[Records from a dataset]
[Start of Attachment]

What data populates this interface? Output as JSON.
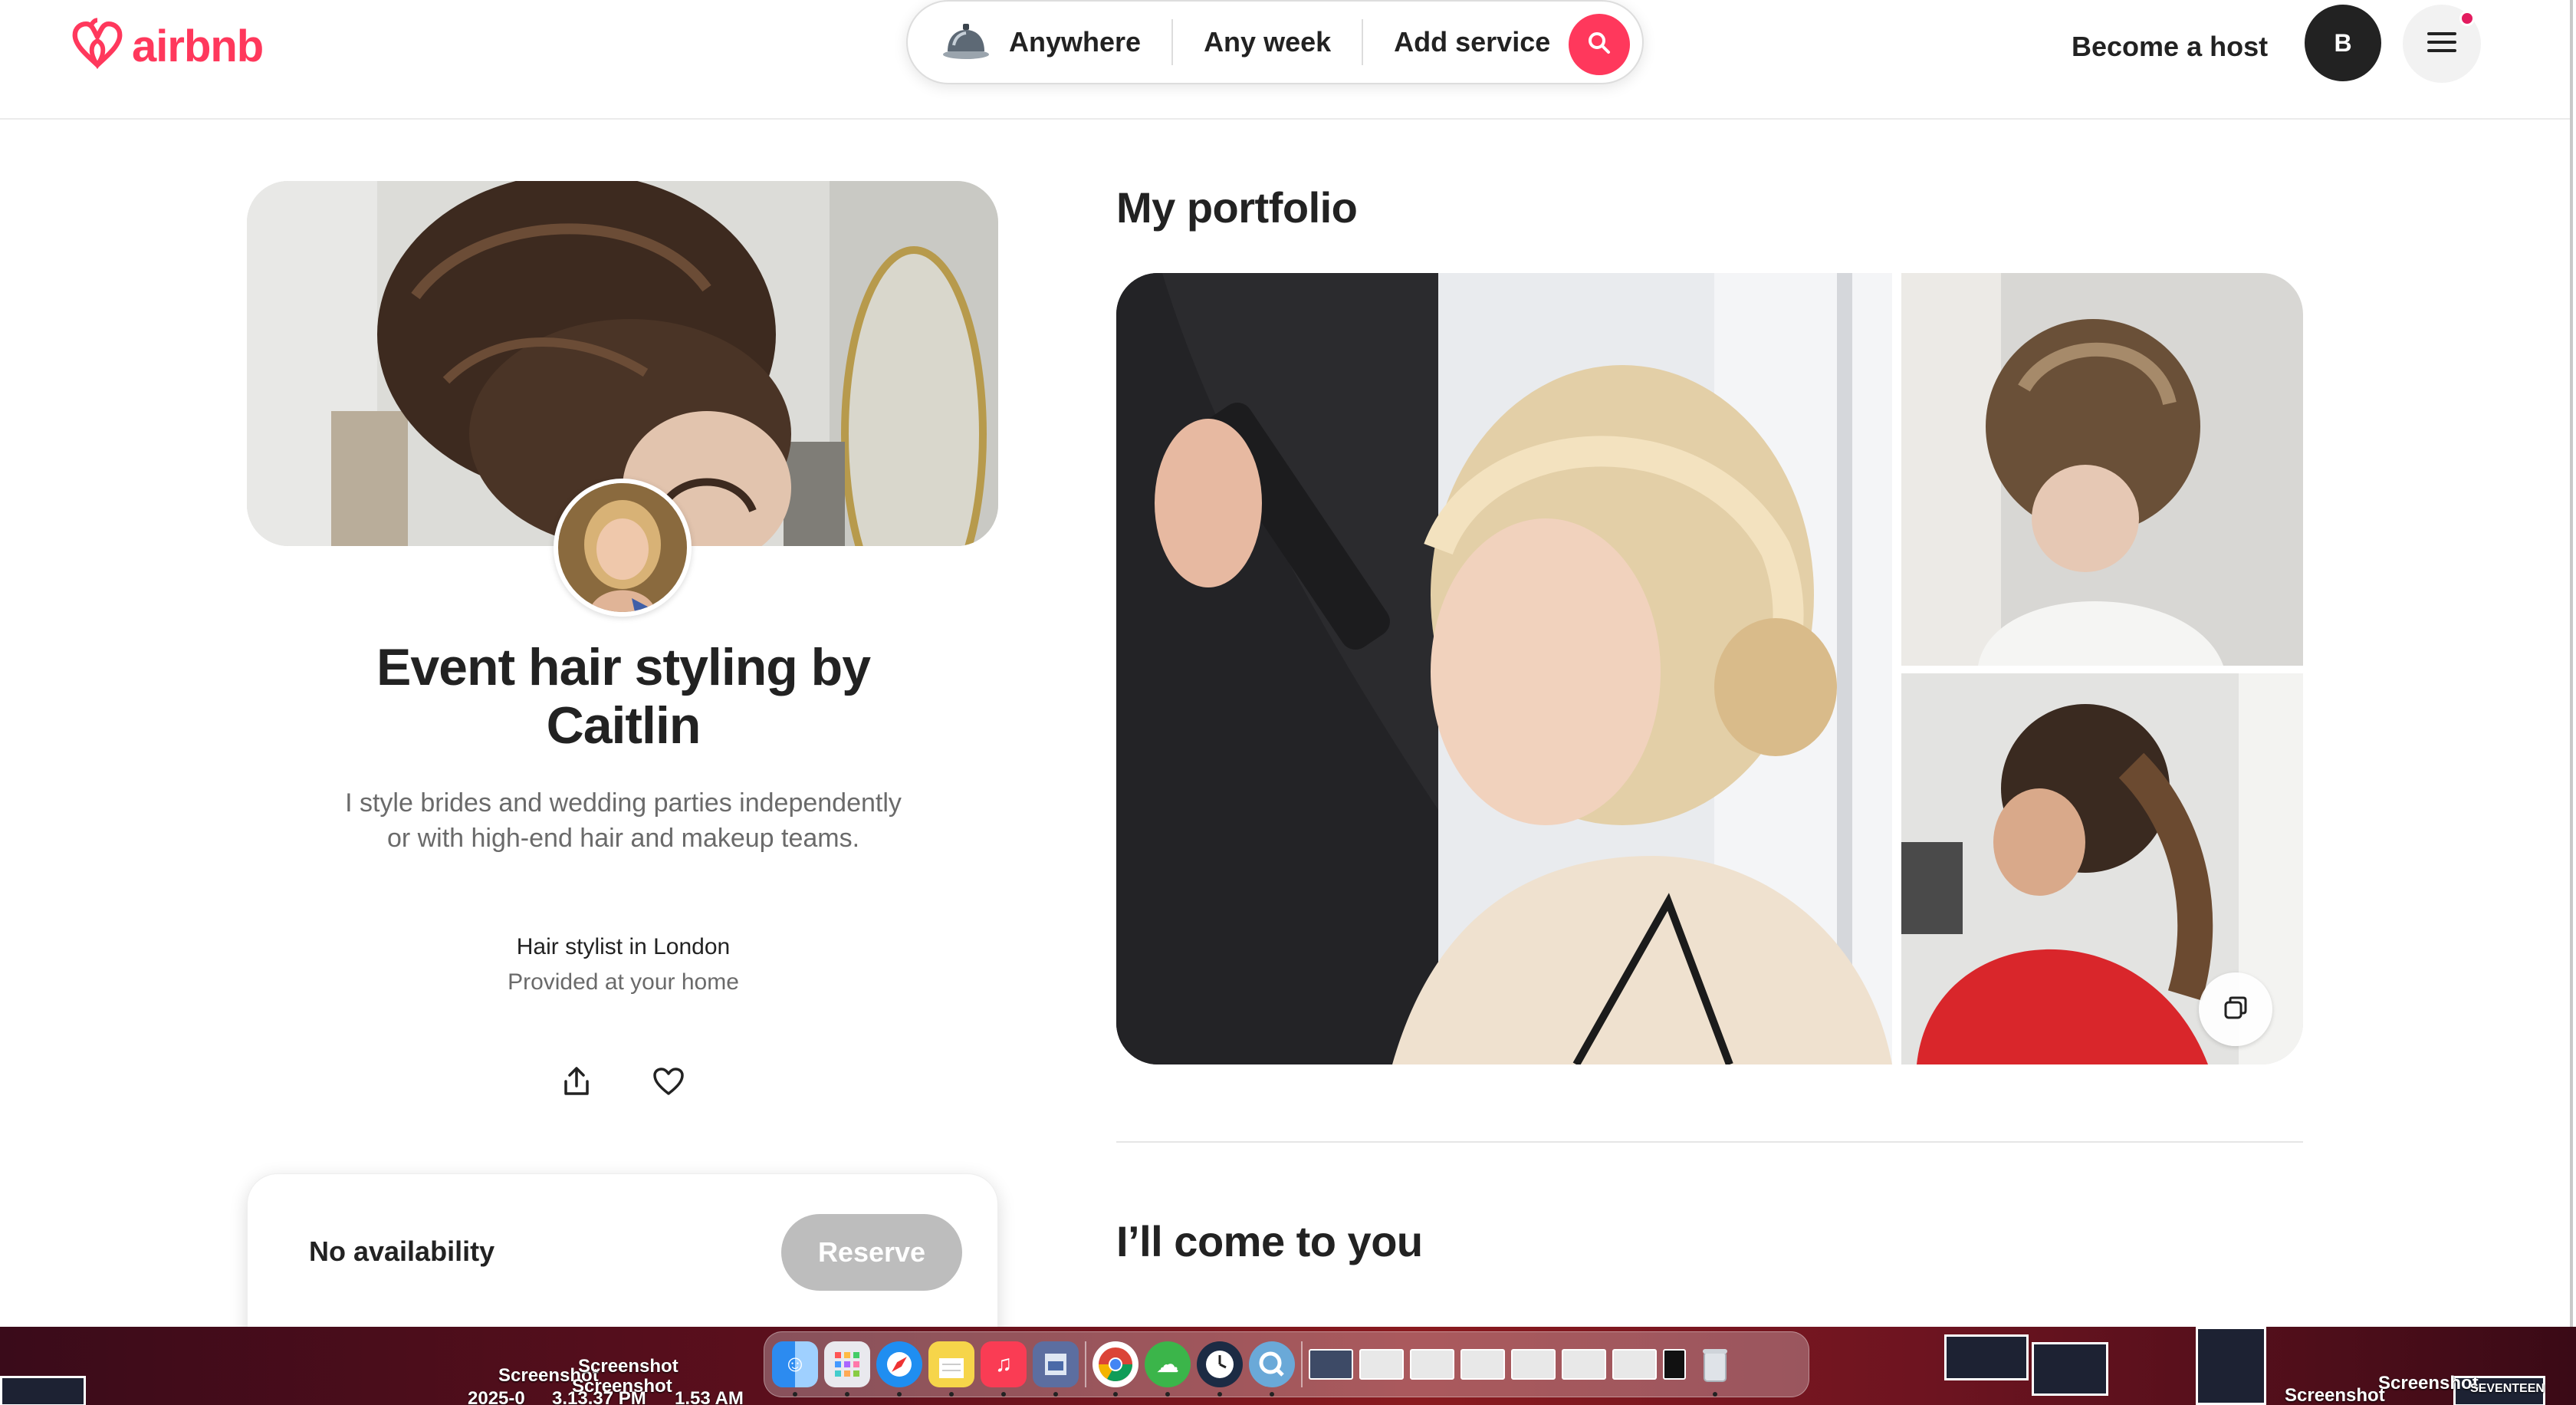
{
  "header": {
    "logo_text": "airbnb",
    "search": {
      "location": "Anywhere",
      "dates": "Any week",
      "service": "Add service"
    },
    "become_host": "Become a host",
    "avatar_initial": "B",
    "colors": {
      "brand": "#ff385c",
      "notification": "#e31c5f"
    }
  },
  "profile": {
    "title": "Event hair styling by Caitlin",
    "tagline": "I style brides and wedding parties independently or with high-end hair and makeup teams.",
    "role": "Hair stylist in London",
    "location": "Provided at your home"
  },
  "booking": {
    "availability": "No availability",
    "reserve_label": "Reserve"
  },
  "portfolio": {
    "title": "My portfolio"
  },
  "travel": {
    "title": "I’ll come to you"
  },
  "desktop": {
    "labels": [
      "Screenshot",
      "Screenshot",
      "Screenshot",
      "Screenshot",
      "Screenshot"
    ],
    "date_label": "2025-0",
    "time_labels": [
      "3.13.37 PM",
      "1.53 AM"
    ],
    "right_label": "SEVENTEEN"
  },
  "icons": [
    "airbnb-logo-icon",
    "concierge-bell-icon",
    "search-icon",
    "menu-icon",
    "share-icon",
    "heart-icon",
    "gallery-icon"
  ]
}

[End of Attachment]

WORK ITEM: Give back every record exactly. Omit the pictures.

TASK RESPONSE:
What data populates this interface? Output as JSON.
{
  "header": {
    "logo_text": "airbnb",
    "search": {
      "location": "Anywhere",
      "dates": "Any week",
      "service": "Add service"
    },
    "become_host": "Become a host",
    "avatar_initial": "B",
    "colors": {
      "brand": "#ff385c",
      "notification": "#e31c5f"
    }
  },
  "profile": {
    "title": "Event hair styling by Caitlin",
    "tagline": "I style brides and wedding parties independently or with high-end hair and makeup teams.",
    "role": "Hair stylist in London",
    "location": "Provided at your home"
  },
  "booking": {
    "availability": "No availability",
    "reserve_label": "Reserve"
  },
  "portfolio": {
    "title": "My portfolio"
  },
  "travel": {
    "title": "I’ll come to you"
  },
  "desktop": {
    "labels": [
      "Screenshot",
      "Screenshot",
      "Screenshot",
      "Screenshot",
      "Screenshot"
    ],
    "date_label": "2025-0",
    "time_labels": [
      "3.13.37 PM",
      "1.53 AM"
    ],
    "right_label": "SEVENTEEN"
  },
  "icons": [
    "airbnb-logo-icon",
    "concierge-bell-icon",
    "search-icon",
    "menu-icon",
    "share-icon",
    "heart-icon",
    "gallery-icon"
  ]
}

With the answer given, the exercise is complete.